GRAND ISLAND, a city and the county-seat of Hall county, Nebraska, U.S.A., on the Platte river, about 154 m. W. by S. of Omaha. Pop. (1900) 7554 (1339 foreign-born); (1910) 10,326. It is served by the Union Pacific, the Chicago, Burlington & Quincy, and the St Joseph & Grand Island railways, being the western terminus of the last-named line and a southern terminus of a branch of the Union Pacific. The city is situated on a slope skirting the broad, level bottom-lands of the Platte river, in the midst of a fertile farming region. Grand Island College (Baptist; co-educational) was established in 1892 and the Grand Island Business and Normal College in 1890; and the city is the seat of a state Sailors’ and Soldiers’ Home, established in 1888. Grand Island has a large wholesale trade in groceries, fruits, &c.; is an important horse-market, and has large stock-yards. There are shops of the Union Pacific in the city, and among its manufactures are beet-sugar—Grand Island is in one of the principal beet-sugar-growing districts of the state—brooms, wire fences, confectionery and canned corn.
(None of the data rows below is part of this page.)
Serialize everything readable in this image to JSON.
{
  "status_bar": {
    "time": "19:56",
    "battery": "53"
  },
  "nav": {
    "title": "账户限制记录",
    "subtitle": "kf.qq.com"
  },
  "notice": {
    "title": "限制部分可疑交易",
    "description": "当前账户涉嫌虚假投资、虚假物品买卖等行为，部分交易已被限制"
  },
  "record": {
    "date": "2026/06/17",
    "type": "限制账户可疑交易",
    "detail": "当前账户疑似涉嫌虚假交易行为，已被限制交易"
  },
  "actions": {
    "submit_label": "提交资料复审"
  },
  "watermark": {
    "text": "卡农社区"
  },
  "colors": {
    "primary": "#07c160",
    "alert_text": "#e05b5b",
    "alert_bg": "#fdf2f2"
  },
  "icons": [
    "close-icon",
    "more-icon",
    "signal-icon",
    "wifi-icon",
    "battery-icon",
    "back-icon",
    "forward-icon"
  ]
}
The most important industry of the county is the raising and feeding of sheep and cattle. A “Grand Island” was founded in 1857, and was named from a large island (nearly 50 m. long) in the Platte opposite its site; but the present city was laid out by the Union Pacific in 1866. It was chartered as a city in 1873.